17 TongueOccupies most of the floor of the mouth and fills most of the oral cavity when mouth is closedComposed of interlacing bundles of skeletal muscle fibers during chewing grips and repositions food between the teeth
18 Tongue Mixes food with saliva forms bolus (“lump”) Initiates swallowing pushes bolus posteriorlyHelps to form consonants when we speakHelps to keep food between the teeth by pushing the food against the hard palate

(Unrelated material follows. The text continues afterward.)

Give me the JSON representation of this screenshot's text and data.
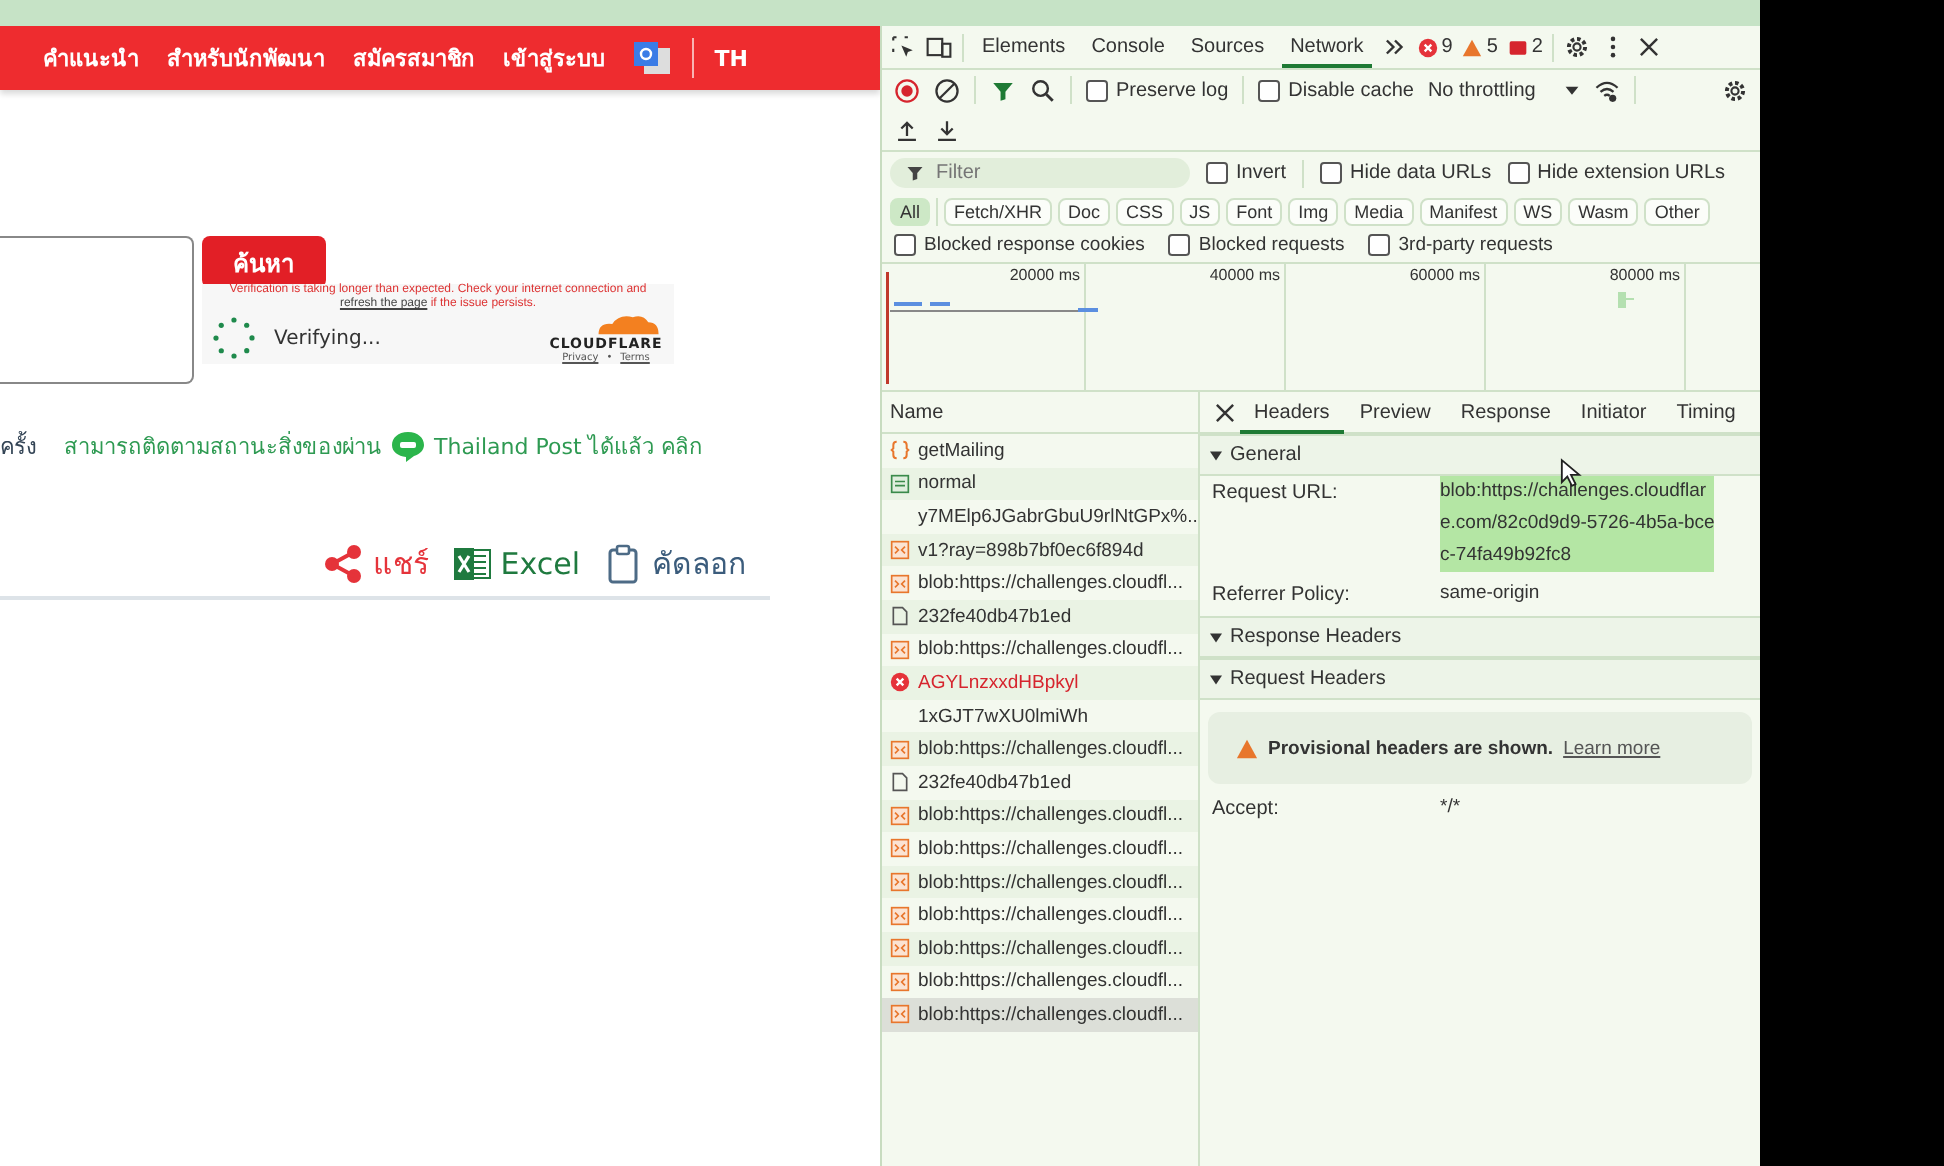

19 TongueLingual frenulum – secures tongue to floor of mouth, limits posterior movementsAnkyloglossia (“fused tongue”) aka tongue-tied when lingual frenulum is too short limits movements of tongue so speech is distorted.
20 Tongue Filiform papillae Smallest and most numerous Roughness that aids in licking foods and provides friction for manipulating foods in mouthAligned in parallel rowsWhitish appearance
21 Tongue Fungiform papillae Circumvallate (vallate) papillae Mushroom-shapedScattered widely over the tongue surfaceHave a reddish hueHouse taste budsCircumvallate (vallate) papillae10-12, large, located in a V-shaped row at that back of the tongue
22 Tongue Foliate papillae Sulcus terminalis Pleatlike, located on the lateral aspects of the posterior tongueHouse taste buds (only in infancy and early childhood)Sulcus terminalisPosterior to circumvallate papillaeGroove that distinguishes anterior and posterior tongue
23 TasteFor a chemical to be tasted it must dissolve in saliva, diffuse into the taste pore, and contact the gustatory hair. This causes a reaction from the nervous system that allows us to “taste” our food
24 Taste Taste buds – sensory receptors for taste Located mostly in the oral cavity ~10,000Most are on tongue. Few on soft palate, inner surface of cheeks, pharynx, and epiglottisMost are found in papillaeTops of fungiform papillae, sides of foliate papillae and circumvallate papillae
25 TasteTaste qualities: sweet, sour, salty, bitter, and umami (“delicious”)Most taste buds respond to 2 or more taste qualities and many substances produce a mixture of the basic taste sensations
26 TasteTaste maps, although common, are inaccurate (sweet tip, salty and sour sides, bitter back, umami pharynxIn reality, there are only slight differences in the localization of specific taste receptors in different regions of the tongue, all types of taste can be elicited from all areas that contain taste buds
27 Taste Taste likes and dislikes have a homeostatic value Umami guides intakes of proteinsA liking for sugar and salt helps satisfy the body’s need for carbohydrates and minerals.Many sour, naturally acidic foods (lemons, tomatoes, oranges) are rich sources of vitamin C.Many natural poisons and spoiled foods are bitter, our dislike for bitterness is protective.
28 TasteTaste is 80% smell. When olfactory receptors are blocked, food is bland.Mouth also contains thermoreceptors (temperature), mechanoreceptors (touch), and nociceptors (pain). The temperature and texture of foods can enhance or detract from their taste. Spicy or “hot” foods bring about their effects by activating the pain receptors in our mouth